“Buyers are certainly keen on properties that have been reefinated. And if a property has soil tests, tissue tests, good water, good fencing etc, buyers will pay accordingly.”

Ron Dewson said broadacre property prices were based on the arable area, so being able to maximise the arable area would benefit its value.

“I would say it could also increase your equity but how you would quantify that amount, I don’t know, and it would only work as long as production levels go up, which from what I hear, they do,” Ron Dewson added.

“The Reefinator is another good tool to have in the current farming toolbox.

“If a paddock needs reefinating, it should be reefinated, just like if a paddock needs lime or spraying, it should have lime applied or be sprayed.” Ron Dewson concluded.

As the Reefinator H4 becomes better known farmers in South Australia are catching on in high rainfall areas of the Yorke and Eyre Peninsulas and further east to Victoria where previous worthless farmland is being reefinated

Turning inarable land into cropping

Rocks Gone sales manager Darren Smith, who also farms at Kukerin WA, said the Reefinator can essentially turn inarable land into arable farmland that has been found to produce excellent crops.

He has a Reefinator himself and said it revolutionised the way he farms.

“I purchased a farm no one would really buy and as I reefinate, my equity just goes up and up,” Darren Smith said.

“There’s a lot of people cropping that wouldn’t have been able to crop at all before.

“It’s been a real game changer – farms are getting sold with lots of rock on them that previously wouldn’t have sold well, if at all.

“I spoke to a man who bought a farm at Harrismith who was going to reefinate it, so it has pushed land values up now in some areas.”

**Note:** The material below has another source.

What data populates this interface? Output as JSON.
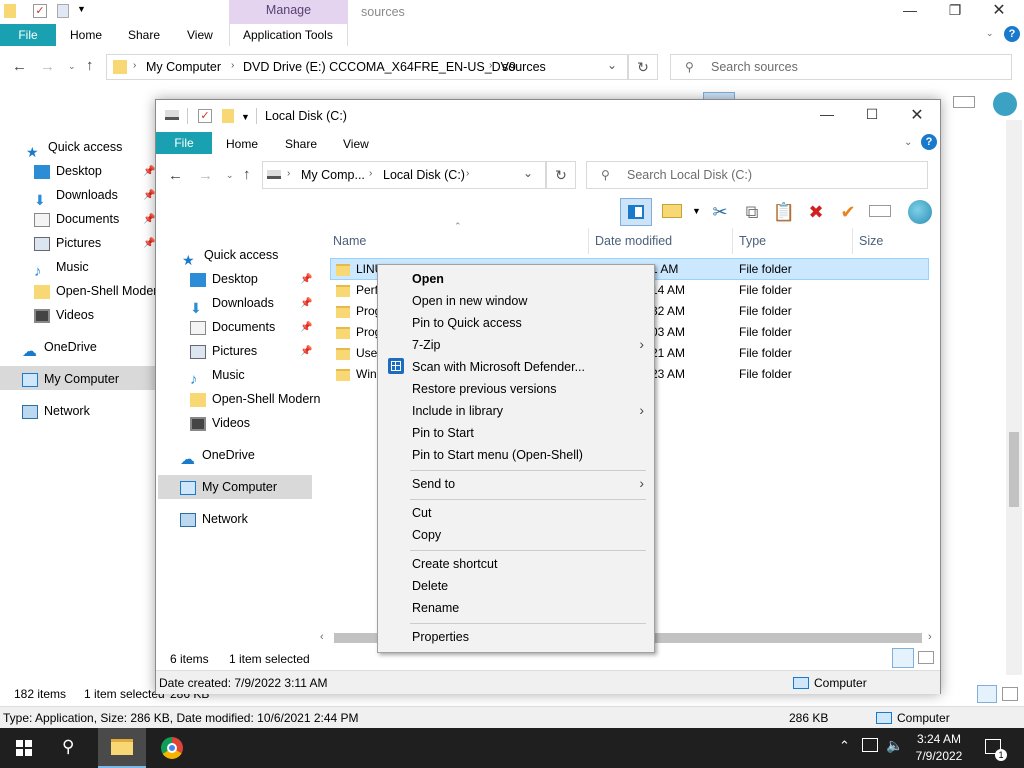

The current H4 model is priced about $360,000 and Darren Smith said growers soon get this back as crops that are grown on reefinated paddocks yield significantly higher than nearby unreefinated paddocks and well above their farm average.

“It is not uncommon for farmers to say that their reefinated country has yielded their best,” Darren said.

“My best crop last year was on a paddock that would have never been cropped before.”

Darren also added, “The Reefinator has managed to hold its value well, claiming a depreciation rate of only five to 10%.

Earlier models retailed new between $120,000 to $170,000 and at a recent clearing sale in South Australia, a Reefinator RGV200 sold for $120,000 and a Reefinator dolly sold for $12,000.

Two regions have been hotspots for Reefinator sales – in Moora, New Norcia, Dandaragan and Badgingarra areas and around Lake Grace, Dumbleyung and Kulin in WA.

Darren said customers have been mostly farmers, with a few contractors and some farmers have been doing contracting on the side.

“We’ve had a big year in sales, and it is now very common to hear the term ‘reefinated’ as a recognised practice in Australian farming,” Darren said.

“Our biggest growth area has been South Australia, particularly in the high rainfall areas of the Yorke and Eyre Peninsulas.

“Guys are getting rid of mainly limestone and bringing land back to reach its full potential in terms of crop yields.

“Last year, for example, some of the reefinated country produced exceptional yields where good rainfall was recorded.

“I’ve seen land go from nothing to three or four tonnes a hectare after it has been reefinated but overall, most feedback I get from owners is at least a tonne better than their average yield.

“From a return-on-investment viewpoint, the Reefinator is a popular pick with many bank managers.

“We have a wealth of stories from owners and farmers who have used the machine in areas of their farms they never touched before. They would just go around rocky outcrops and forget about that land for cropping.

“Now owners are saying to me they are getting amazing yields and are somewhat gob-smacked that the land is so productive.” Darren concluded.

To talk to inventor Tim Pannell about opening up cleaner cropping ground, call on tel: 08 9288 2993 or mobile 0429 203 039, or email: sales@rocksgone.com.au or view the H4 Reefinator video at: https://www.rocksgone.com.au/reefinator-h4

Also see more model information at: ag.rocksgone.com.au

For growers in South Australia and Victoria talk to WSB Distributors on tel: 08 8842 2177, mobile: 0419 828 802, or email: admin@wsb.com.au